On the NFL
9:51 PM EST, February 21, 2013
INDIANAPOLIS — For an NFL team, coming to the scouting combine can be a little like visiting an automobile showroom.
Flashy, pricey things are on display that catch eyes.
Many are veterans with expiring contracts. Many are players who will be drafted in April.
But before the Bears can consider any of them, they have to deal with the players who already have been on their roster. And that really is the most urgent part of the next five days for general manager Phil Emery.
He can't go on a shopping spree until he knows how much cap money and cash he has to spend, and he can't know that until he resolves what to do with some of his players.
His most pressing issue is the expiring contract of defensive tackle Henry Melton. The Bears don't want to allow Melton to hit the open market because if that happens he could get stupid money.
So their options are to get him to sign a long-term contract, probably at a price with which they are somewhat uncomfortable, or to put the franchise tag on him.

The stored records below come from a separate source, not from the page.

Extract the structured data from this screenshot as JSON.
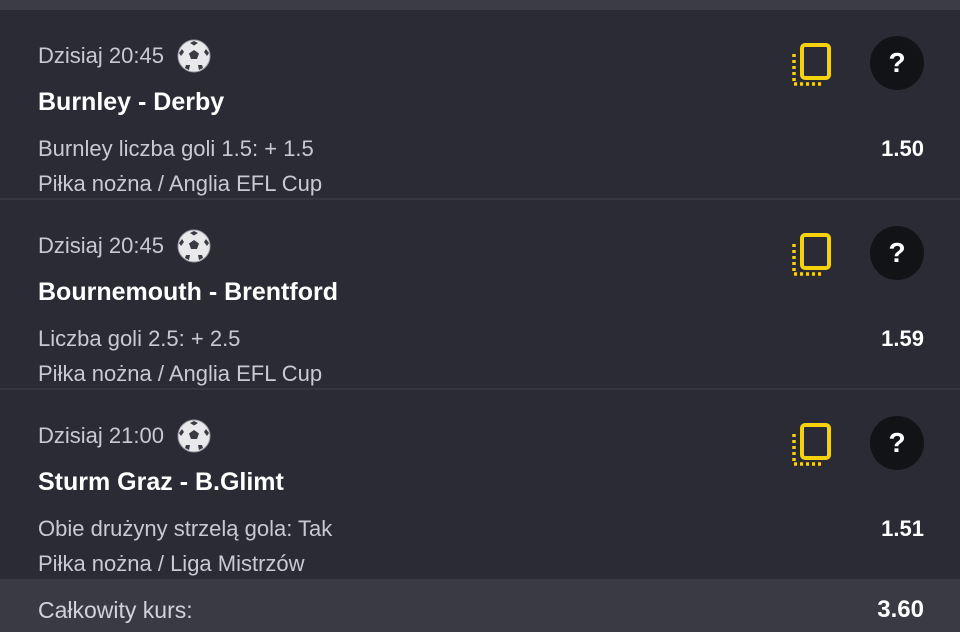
{
  "bets": [
    {
      "datetime": "Dzisiaj 20:45",
      "sport_icon": "soccer-ball-icon",
      "teams": "Burnley - Derby",
      "market": "Burnley liczba goli 1.5: + 1.5",
      "league": "Piłka nożna / Anglia EFL Cup",
      "odds": "1.50",
      "help_label": "?"
    },
    {
      "datetime": "Dzisiaj 20:45",
      "sport_icon": "soccer-ball-icon",
      "teams": "Bournemouth - Brentford",
      "market": "Liczba goli 2.5: + 2.5",
      "league": "Piłka nożna / Anglia EFL Cup",
      "odds": "1.59",
      "help_label": "?"
    },
    {
      "datetime": "Dzisiaj 21:00",
      "sport_icon": "soccer-ball-icon",
      "teams": "Sturm Graz - B.Glimt",
      "market": "Obie drużyny strzelą gola: Tak",
      "league": "Piłka nożna / Liga Mistrzów",
      "odds": "1.51",
      "help_label": "?"
    }
  ],
  "footer": {
    "total_label": "Całkowity kurs:",
    "total_odds": "3.60"
  },
  "colors": {
    "background": "#2a2b35",
    "accent_yellow": "#f5d20c",
    "footer_bg": "#393a44",
    "help_bg": "#121317"
  }
}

That would cost $8.3 million, all of which would count against the 2013 salary cap. The Bears are believed to have about $11 million available.
Franchising Melton wouldn't leave them with much in their pockets for those flashy new things.
And Melton is not their only concern. If they lose potential free agents Lance Louis, Jonathan Scott, Nick Roach, Israel Idonije and Brian Urlacher, they will need to find starters to replace them.
Asked about Louis, Scott and Idonije on Thursday, Emery indicated he will attempt to retain all three. He also said he intended on talking with Urlacher's agent.
Of Louis, who is coming off knee surgery, he said, "Lance has been very diligent at his rehab and we're pleased with his progress."
Of Scott, he said, "He added positively to our group. He helped us win games."
And of Idonije, Emery said, "He has done a number of good things and had a number of good games both outside and inside. So, he has versatility. That is a positive thing."
Emery has to figure not only the individual value of those players but also how each fits in the big picture in terms of the salary cap.
"Every player kind of has a piece of the pie and how you divide that up is a very interesting, creative process and allows a lot of big-picture thinking," Emery said.
That pie can be made bigger by making future pies smaller. Emery can extend and renegotiate contracts.
Two potential candidates for renegotiation are Julius Peppers and Charles Tillman.
If Peppers is willing, the Bears can take some of the $12.9 million he is owed in base salary this year and turn it into bonus money. That would give them cap relief because the bonus would be prorated over the remaining three years of his deal.
Tillman has just one year remaining on his contract and could have his deal extended to reduce his $8 million 2013 cap hit. But he turns 32 on Saturday.
And then there is Jay Cutler. The quarterback is entering the final year of his contract. An extension might provide a little cap relief, as his 2013 cap hit is 10.37 million.
The question is whether Cutler has done enough for the Bears to commit to him long term. Emery was noncommittal Thursday, saying he will not comment on contract issues.
The hiring of coach Marc Trestman certainly changes things for Cutler though. Not long ago, Emery described Cutler as a "franchise quarterback." Given the opportunity to do the same in his introductory news conference, Trestman stopped short of such an endorsement.
Emery reasonably wrote off the difference in their words to semantics. Trestman, meanwhile, blew kisses at Cutler on Thursday.
"I have had a couple of opportunities to talk with him on multiple levels and am excited to work with him in all facets of his game," Trestman said. "He's an extremely bright guy. He loves football. He has a great skill set."
He said Cutler's heart is in the right place and that the quarterback is "willing to do some self-evaluation."
This "big picture" isn't just about Cutler though. It's about how he fits in with everything around him.